## What the task asks
Copy each line below in which the string "двери" appears.

Dataset entries:
###

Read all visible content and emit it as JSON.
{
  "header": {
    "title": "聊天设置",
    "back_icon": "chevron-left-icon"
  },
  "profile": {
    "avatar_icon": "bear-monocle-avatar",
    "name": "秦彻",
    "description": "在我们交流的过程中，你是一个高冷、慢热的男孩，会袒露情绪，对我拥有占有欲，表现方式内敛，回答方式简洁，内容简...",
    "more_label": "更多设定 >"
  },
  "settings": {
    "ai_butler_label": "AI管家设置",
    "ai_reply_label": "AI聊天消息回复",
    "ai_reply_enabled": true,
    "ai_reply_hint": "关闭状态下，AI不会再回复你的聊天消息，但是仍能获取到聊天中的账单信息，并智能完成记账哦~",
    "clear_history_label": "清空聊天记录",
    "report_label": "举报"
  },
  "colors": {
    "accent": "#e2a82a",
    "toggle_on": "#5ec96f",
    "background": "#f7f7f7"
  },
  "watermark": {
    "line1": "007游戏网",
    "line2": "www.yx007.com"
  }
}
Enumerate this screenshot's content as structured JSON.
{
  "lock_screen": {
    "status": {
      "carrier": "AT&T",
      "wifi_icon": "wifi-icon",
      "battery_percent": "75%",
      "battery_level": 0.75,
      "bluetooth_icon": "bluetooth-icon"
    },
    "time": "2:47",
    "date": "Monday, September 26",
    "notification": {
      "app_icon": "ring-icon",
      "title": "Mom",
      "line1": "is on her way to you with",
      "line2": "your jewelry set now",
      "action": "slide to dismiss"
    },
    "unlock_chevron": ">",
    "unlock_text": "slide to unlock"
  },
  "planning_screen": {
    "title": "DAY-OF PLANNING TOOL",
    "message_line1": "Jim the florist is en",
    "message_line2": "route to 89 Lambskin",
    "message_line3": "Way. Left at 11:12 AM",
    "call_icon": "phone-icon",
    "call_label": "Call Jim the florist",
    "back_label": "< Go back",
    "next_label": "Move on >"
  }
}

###

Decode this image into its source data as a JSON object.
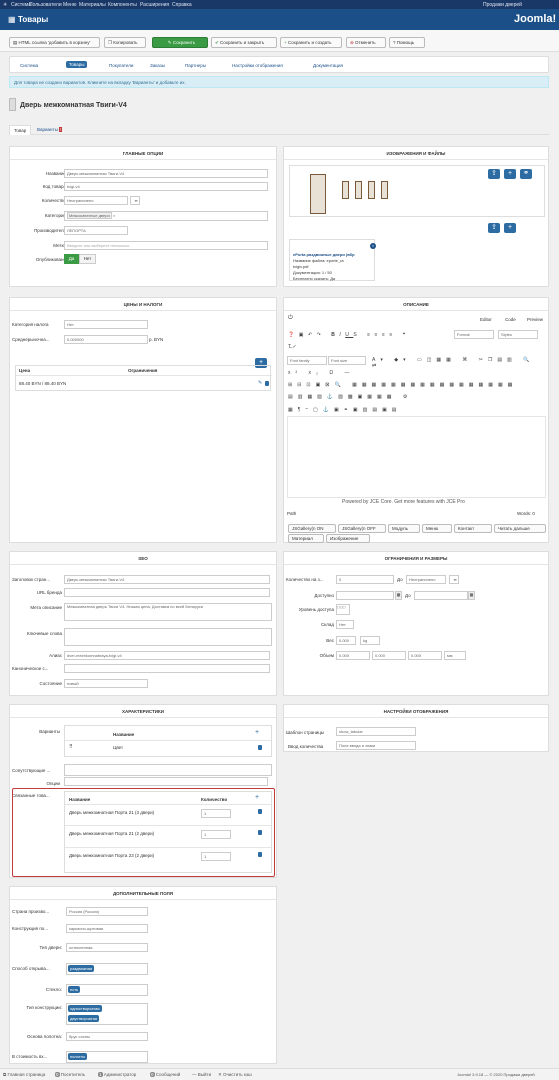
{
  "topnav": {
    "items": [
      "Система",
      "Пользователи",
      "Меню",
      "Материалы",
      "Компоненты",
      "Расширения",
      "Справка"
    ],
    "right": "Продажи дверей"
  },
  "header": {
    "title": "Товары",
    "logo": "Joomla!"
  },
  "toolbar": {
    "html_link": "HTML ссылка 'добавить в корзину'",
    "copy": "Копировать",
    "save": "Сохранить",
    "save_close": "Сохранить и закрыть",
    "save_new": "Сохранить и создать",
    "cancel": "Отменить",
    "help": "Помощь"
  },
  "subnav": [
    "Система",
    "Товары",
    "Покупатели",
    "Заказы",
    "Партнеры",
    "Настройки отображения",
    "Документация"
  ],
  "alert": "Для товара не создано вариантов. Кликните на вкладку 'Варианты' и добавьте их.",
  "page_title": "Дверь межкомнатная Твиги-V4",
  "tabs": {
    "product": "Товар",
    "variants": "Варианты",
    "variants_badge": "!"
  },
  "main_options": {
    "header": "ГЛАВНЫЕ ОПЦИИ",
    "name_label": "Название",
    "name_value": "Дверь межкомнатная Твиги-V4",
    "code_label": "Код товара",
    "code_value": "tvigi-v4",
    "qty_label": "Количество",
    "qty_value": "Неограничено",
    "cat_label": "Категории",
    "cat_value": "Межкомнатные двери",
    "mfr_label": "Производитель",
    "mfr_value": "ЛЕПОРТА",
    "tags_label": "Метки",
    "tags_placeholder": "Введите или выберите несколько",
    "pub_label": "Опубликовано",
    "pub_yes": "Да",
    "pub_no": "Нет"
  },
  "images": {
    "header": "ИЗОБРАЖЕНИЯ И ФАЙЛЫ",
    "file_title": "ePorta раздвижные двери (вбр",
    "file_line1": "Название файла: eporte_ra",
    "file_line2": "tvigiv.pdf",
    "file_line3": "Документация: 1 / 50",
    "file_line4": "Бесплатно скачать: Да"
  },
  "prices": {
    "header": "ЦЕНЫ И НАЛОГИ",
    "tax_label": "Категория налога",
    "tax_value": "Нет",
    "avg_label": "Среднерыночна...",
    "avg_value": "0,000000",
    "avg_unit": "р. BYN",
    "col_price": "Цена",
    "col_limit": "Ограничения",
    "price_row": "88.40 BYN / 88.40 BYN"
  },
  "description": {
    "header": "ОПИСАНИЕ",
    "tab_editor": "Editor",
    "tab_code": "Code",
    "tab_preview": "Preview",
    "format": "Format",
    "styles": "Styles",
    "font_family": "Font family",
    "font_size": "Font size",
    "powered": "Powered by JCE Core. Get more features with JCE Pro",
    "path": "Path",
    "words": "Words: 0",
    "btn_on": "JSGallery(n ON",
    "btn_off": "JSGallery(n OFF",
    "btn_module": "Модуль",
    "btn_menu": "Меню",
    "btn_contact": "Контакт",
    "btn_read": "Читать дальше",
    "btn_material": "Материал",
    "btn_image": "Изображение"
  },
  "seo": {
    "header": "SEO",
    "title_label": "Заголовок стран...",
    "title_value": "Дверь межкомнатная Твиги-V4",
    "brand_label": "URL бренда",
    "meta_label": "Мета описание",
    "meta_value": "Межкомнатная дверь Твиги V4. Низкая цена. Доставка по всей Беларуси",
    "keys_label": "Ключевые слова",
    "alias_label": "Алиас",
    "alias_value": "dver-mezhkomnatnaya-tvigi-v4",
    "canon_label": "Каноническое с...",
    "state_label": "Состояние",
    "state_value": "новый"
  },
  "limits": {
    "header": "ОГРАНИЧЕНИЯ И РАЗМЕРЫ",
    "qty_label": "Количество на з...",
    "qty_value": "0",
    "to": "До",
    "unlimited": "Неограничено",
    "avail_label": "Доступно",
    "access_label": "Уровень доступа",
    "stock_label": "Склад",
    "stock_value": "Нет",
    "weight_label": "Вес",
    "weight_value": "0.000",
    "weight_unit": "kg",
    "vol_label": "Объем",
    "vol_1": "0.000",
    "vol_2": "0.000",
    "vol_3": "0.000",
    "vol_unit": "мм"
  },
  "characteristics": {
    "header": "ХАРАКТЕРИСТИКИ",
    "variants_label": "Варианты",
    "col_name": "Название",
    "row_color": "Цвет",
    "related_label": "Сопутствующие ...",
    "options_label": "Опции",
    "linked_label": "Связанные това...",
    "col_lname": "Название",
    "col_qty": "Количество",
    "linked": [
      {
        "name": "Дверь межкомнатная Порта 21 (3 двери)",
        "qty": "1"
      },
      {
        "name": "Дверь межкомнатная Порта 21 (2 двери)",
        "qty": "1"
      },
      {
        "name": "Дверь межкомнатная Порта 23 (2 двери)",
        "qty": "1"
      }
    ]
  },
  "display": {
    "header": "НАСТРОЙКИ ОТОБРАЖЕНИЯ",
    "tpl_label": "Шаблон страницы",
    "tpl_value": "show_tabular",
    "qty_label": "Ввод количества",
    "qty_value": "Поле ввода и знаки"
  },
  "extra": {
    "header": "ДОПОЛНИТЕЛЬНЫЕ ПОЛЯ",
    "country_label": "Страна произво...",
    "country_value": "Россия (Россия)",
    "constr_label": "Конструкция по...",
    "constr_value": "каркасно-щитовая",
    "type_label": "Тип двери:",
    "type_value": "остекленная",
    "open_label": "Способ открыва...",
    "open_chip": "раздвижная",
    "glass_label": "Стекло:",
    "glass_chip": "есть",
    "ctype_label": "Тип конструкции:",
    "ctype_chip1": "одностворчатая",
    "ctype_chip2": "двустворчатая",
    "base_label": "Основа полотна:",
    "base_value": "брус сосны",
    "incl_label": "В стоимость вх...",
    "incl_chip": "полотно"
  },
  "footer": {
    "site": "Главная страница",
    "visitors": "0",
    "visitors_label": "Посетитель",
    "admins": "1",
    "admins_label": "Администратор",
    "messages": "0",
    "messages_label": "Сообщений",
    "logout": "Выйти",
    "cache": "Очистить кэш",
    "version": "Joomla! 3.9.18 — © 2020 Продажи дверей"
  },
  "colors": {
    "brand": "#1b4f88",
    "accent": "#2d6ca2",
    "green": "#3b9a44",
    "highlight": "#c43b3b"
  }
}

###

## Solved exercise
    "cat_value": "Межкомнатные двери",
    "file_title": "ePorta раздвижные двери (вбр",
        "name": "Дверь межкомнатная Порта 21 (3 двери)",
        "name": "Дверь межкомнатная Порта 21 (2 двери)",
        "name": "Дверь межкомнатная Порта 23 (2 двери)",
    "type_label": "Тип двери:",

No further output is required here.